Why does it make a difference when you buy or sell currency?

Because at different times the rates you achieve will be vary considerably. If the market is up you could get 1.35 USD for every 1 GBP – great news if you are buying US dollars, less good if you are selling. (The current rate is 1.27 as of the writing of this article)

Finding the right time to buy or sell currency could make 0.05 of a pound difference – which may not sound like much but that is 5% – and 5% of a million dollars is $50,000. This is just a minor fluctuation between two major trading currencies. More variable currencies could gain, or lose you 10% even 15% if you just waited one more week, or bought a day earlier…

What drives market fluctuations?

Everything does. It may sound trite but political change, a new company floating on the stock market, a shortage or glut of a particular product or raw material, a natural disaster, anything can and does affect the markets. New US sanctions against China could affect not only USD vs Chinese Yuan(CNY) but also USD vs GBP, CNY vs GBP, CNY vs Japanese Yen and others.

Markets are nervous as a rule – any uncertainty, whether political or economic, will influence what the market thinks about the attractiveness of a currency. Other factors that impact the markets include: economic growth, relative inflation rates, and interest rates.

So, when is the Best Time to Buy Foreign Currency?

Unfortunately, no-one can predict the markets, there are too many factors that can influence them. The safest thing to do in terms of predictability is to trade today!

However, trading today could leave you seeing the market turn in your favour tomorrow and wishing you had waited one more day (or equally feeling smug as the market turns against you…).

The best way to use the market fluctuations is to set up your transactions to take advantage of movement in your favour whilst using an FX Tool to mitigate your risks in case it goes the other way.

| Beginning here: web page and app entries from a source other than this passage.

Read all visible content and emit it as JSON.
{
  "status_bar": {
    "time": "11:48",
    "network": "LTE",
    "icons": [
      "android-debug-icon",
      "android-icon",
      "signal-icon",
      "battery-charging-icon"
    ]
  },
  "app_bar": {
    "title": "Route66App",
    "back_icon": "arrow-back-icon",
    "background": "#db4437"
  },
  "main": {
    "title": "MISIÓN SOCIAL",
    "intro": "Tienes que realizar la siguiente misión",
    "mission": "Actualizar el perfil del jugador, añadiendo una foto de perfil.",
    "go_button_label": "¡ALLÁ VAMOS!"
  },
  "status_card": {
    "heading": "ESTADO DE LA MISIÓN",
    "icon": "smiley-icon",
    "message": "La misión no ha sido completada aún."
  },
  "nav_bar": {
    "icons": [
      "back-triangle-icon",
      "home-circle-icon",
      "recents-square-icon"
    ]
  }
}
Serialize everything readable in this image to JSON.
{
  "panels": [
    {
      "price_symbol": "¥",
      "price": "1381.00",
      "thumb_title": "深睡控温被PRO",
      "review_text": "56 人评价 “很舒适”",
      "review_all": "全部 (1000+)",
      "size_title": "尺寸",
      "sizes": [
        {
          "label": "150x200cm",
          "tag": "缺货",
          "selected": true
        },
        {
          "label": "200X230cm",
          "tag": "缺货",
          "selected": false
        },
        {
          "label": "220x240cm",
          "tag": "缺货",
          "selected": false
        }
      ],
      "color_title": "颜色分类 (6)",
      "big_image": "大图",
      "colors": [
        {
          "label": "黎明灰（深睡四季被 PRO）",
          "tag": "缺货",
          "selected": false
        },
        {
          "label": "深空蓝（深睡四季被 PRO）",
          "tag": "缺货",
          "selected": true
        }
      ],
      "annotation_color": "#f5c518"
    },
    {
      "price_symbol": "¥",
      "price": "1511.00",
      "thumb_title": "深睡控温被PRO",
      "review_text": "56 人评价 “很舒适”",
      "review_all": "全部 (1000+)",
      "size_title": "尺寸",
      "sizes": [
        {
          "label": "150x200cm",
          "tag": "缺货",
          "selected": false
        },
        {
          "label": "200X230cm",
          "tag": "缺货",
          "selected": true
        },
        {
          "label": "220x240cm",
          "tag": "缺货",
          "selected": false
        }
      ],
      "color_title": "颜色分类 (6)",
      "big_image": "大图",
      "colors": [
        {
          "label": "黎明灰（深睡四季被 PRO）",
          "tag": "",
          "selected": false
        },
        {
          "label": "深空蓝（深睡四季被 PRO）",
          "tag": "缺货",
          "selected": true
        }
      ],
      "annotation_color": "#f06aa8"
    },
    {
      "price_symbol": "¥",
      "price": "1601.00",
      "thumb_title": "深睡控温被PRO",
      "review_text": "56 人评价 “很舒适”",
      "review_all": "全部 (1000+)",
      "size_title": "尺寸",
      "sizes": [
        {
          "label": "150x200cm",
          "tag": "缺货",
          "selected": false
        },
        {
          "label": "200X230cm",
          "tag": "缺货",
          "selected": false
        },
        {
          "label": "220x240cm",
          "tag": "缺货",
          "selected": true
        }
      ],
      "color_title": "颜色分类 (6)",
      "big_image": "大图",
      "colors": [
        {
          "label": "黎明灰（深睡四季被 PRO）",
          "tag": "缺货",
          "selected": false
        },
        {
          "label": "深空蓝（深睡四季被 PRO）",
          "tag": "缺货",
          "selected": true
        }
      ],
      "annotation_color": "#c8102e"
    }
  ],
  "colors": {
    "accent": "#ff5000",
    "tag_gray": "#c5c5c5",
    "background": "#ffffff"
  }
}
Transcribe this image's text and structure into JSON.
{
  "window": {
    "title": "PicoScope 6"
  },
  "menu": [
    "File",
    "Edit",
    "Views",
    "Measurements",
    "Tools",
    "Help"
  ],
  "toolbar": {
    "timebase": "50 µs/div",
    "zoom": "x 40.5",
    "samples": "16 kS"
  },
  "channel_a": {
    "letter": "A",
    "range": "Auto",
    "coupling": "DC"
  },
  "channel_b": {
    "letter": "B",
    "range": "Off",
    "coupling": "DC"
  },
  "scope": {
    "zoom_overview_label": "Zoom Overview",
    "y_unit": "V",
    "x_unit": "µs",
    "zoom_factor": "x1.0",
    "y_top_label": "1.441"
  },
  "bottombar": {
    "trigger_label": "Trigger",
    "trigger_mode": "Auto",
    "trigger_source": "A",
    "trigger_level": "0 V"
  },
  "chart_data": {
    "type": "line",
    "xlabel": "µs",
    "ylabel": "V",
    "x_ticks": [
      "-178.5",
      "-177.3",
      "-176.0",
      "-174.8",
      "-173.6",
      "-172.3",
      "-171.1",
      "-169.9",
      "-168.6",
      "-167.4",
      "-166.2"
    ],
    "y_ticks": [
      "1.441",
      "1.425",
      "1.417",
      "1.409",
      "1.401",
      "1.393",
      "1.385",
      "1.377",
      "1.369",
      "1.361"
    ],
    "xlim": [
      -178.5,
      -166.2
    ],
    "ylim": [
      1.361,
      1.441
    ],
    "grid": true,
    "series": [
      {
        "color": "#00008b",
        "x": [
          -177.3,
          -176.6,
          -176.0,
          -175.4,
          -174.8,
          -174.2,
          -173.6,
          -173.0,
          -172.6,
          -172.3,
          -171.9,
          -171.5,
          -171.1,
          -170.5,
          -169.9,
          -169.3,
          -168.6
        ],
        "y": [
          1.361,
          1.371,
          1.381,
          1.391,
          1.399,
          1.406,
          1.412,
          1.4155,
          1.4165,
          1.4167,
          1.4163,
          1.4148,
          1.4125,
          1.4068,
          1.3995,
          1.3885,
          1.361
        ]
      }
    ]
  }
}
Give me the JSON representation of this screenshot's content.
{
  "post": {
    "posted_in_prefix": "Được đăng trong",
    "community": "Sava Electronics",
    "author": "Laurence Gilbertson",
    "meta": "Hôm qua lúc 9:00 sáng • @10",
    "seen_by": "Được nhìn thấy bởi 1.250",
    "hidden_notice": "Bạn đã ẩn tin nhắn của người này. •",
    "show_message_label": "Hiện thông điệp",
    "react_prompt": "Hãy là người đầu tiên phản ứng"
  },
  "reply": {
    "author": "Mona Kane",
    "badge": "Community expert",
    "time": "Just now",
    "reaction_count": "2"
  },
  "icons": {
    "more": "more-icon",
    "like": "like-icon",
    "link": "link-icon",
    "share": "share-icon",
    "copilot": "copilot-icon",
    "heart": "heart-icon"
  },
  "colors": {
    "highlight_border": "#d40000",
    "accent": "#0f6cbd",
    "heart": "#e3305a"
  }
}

You can use specialist tools like market orders, set up to buy at your ideal price if it is reached with a stop clause that makes sure you stay within your planned budget if it goes the other way.

For example, if you want to buy £1m in USD and today it is at 1.28 you could set up a Market Order to buy at 1.31 if the market goes that far up, but a stop loss clause to buy at 1.27 if it goes against you so you know your worst-case scenario. Aside from the planning benefits you will also protect yourself from sudden movements that could leave you having to buy your currency at 1.23 if the market moves fast just before you need your USD.

When to take a risk and when to play it safe?

The key to a successful FX strategy is in balancing what is right for your business. How much risk are you willing to take? For what potential reward?

An FX Specialist will help you to work out what you can afford to risk and how you can best take advantage of market fluctuations within any fixed timescales you have for paying suppliers or transferring currencies. Contact CentralFX today for details.